====== Recorded information

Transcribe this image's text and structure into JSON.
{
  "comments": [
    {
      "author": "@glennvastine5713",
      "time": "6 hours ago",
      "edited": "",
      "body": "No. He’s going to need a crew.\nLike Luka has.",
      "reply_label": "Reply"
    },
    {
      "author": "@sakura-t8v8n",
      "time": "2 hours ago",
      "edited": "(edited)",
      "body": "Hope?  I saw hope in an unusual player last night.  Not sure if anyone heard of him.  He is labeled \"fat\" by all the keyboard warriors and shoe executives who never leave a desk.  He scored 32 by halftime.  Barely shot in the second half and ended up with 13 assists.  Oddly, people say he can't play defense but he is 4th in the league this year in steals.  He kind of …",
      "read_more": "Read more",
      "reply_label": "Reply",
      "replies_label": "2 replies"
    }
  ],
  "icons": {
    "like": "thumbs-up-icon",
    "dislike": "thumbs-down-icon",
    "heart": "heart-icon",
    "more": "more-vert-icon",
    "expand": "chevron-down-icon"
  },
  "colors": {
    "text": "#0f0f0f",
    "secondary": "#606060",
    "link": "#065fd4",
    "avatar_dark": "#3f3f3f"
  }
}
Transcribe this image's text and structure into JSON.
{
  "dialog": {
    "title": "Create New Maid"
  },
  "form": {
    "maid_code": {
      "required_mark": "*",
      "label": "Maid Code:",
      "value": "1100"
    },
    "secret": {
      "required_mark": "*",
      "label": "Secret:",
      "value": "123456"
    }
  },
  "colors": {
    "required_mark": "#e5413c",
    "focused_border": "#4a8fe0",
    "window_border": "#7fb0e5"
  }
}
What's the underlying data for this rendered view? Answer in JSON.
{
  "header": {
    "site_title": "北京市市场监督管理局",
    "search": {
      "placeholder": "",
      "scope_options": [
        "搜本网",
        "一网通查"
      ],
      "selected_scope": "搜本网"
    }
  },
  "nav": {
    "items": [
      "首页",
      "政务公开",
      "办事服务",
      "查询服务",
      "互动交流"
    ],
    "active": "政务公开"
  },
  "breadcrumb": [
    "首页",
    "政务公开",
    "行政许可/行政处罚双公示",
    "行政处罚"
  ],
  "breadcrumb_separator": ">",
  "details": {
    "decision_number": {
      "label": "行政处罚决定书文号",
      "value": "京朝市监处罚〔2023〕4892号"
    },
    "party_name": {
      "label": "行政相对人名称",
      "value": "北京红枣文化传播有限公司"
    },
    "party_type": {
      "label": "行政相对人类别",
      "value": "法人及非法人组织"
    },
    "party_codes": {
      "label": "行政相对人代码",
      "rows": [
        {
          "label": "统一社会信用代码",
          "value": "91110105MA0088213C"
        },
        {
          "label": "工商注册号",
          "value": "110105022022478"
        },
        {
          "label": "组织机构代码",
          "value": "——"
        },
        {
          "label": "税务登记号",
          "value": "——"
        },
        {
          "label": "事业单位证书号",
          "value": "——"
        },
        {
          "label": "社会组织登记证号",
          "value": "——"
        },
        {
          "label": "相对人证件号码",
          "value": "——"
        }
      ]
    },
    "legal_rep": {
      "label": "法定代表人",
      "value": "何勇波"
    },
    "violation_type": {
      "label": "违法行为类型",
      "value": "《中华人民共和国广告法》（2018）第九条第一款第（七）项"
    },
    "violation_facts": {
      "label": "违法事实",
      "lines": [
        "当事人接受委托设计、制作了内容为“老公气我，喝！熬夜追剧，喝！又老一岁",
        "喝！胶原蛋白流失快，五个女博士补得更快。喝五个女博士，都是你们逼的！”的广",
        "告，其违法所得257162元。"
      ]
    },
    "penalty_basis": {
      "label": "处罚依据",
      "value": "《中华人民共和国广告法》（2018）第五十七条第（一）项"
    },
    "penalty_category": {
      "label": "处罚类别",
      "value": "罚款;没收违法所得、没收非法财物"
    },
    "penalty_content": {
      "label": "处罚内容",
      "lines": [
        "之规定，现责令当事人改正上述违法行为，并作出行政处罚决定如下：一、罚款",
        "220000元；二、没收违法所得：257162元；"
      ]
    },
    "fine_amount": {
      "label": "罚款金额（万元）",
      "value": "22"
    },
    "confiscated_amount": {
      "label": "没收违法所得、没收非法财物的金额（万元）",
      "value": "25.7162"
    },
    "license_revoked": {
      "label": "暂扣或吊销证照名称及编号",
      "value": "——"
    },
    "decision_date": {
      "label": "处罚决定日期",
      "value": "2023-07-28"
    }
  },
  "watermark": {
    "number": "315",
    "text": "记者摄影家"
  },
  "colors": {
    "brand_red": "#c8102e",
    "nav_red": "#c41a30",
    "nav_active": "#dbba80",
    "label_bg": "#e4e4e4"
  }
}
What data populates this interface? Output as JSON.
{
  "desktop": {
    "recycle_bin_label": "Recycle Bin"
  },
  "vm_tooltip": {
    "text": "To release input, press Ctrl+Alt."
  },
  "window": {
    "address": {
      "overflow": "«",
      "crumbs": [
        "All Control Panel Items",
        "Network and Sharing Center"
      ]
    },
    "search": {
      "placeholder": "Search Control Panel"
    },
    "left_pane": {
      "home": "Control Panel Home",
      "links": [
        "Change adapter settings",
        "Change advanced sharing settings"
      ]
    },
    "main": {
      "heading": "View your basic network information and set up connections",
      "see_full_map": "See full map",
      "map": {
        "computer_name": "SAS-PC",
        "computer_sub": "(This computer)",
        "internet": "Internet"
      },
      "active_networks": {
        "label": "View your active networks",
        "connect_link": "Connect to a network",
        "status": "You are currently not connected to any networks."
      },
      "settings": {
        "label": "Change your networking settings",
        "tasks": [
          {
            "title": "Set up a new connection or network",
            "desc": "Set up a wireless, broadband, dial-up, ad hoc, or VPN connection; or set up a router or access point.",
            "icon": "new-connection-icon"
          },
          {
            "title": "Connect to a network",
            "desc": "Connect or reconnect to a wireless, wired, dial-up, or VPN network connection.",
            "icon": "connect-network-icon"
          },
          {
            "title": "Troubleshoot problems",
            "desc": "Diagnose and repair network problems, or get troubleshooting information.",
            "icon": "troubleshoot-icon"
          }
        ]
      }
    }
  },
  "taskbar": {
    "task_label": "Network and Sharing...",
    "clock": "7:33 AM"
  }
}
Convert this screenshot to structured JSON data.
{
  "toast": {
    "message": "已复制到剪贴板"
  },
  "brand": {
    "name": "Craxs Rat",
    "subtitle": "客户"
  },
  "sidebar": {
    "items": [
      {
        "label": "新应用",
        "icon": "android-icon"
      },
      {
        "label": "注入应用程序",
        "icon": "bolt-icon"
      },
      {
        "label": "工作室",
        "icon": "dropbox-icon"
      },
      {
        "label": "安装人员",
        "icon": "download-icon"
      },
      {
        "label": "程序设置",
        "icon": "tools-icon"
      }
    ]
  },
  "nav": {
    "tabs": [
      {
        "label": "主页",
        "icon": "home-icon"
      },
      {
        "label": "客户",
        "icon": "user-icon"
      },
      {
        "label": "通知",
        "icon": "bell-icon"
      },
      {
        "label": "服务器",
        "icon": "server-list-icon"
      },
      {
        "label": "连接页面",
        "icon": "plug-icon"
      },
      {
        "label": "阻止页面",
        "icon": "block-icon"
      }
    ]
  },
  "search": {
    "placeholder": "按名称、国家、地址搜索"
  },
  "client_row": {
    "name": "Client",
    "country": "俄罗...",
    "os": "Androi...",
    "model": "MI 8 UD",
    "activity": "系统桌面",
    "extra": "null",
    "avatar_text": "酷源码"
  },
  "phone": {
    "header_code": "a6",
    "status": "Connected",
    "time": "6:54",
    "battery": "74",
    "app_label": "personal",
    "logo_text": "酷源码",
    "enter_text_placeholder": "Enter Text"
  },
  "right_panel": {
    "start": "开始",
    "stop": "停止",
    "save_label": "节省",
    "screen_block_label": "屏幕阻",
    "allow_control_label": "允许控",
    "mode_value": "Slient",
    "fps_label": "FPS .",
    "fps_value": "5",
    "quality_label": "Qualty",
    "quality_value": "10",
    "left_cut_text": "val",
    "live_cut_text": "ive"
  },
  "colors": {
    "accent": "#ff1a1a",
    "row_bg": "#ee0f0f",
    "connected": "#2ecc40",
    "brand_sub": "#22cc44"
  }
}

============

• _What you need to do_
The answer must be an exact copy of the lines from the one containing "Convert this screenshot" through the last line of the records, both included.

• _Answer box_
Convert this screenshot to structured JSON data.
{
  "toast": {
    "message": "已复制到剪贴板"
  },
  "brand": {
    "name": "Craxs Rat",
    "subtitle": "客户"
  },
  "sidebar": {
    "items": [
      {
        "label": "新应用",
        "icon": "android-icon"
      },
      {
        "label": "注入应用程序",
        "icon": "bolt-icon"
      },
      {
        "label": "工作室",
        "icon": "dropbox-icon"
      },
      {
        "label": "安装人员",
        "icon": "download-icon"
      },
      {
        "label": "程序设置",
        "icon": "tools-icon"
      }
    ]
  },
  "nav": {
    "tabs": [
      {
        "label": "主页",
        "icon": "home-icon"
      },
      {
        "label": "客户",
        "icon": "user-icon"
      },
      {
        "label": "通知",
        "icon": "bell-icon"
      },
      {
        "label": "服务器",
        "icon": "server-list-icon"
      },
      {
        "label": "连接页面",
        "icon": "plug-icon"
      },
      {
        "label": "阻止页面",
        "icon": "block-icon"
      }
    ]
  },
  "search": {
    "placeholder": "按名称、国家、地址搜索"
  },
  "client_row": {
    "name": "Client",
    "country": "俄罗...",
    "os": "Androi...",
    "model": "MI 8 UD",
    "activity": "系统桌面",
    "extra": "null",
    "avatar_text": "酷源码"
  },
  "phone": {
    "header_code": "a6",
    "status": "Connected",
    "time": "6:54",
    "battery": "74",
    "app_label": "personal",
    "logo_text": "酷源码",
    "enter_text_placeholder": "Enter Text"
  },
  "right_panel": {
    "start": "开始",
    "stop": "停止",
    "save_label": "节省",
    "screen_block_label": "屏幕阻",
    "allow_control_label": "允许控",
    "mode_value": "Slient",
    "fps_label": "FPS .",
    "fps_value": "5",
    "quality_label": "Qualty",
    "quality_value": "10",
    "left_cut_text": "val",
    "live_cut_text": "ive"
  },
  "colors": {
    "accent": "#ff1a1a",
    "row_bg": "#ee0f0f",
    "connected": "#2ecc40",
    "brand_sub": "#22cc44"
  }
}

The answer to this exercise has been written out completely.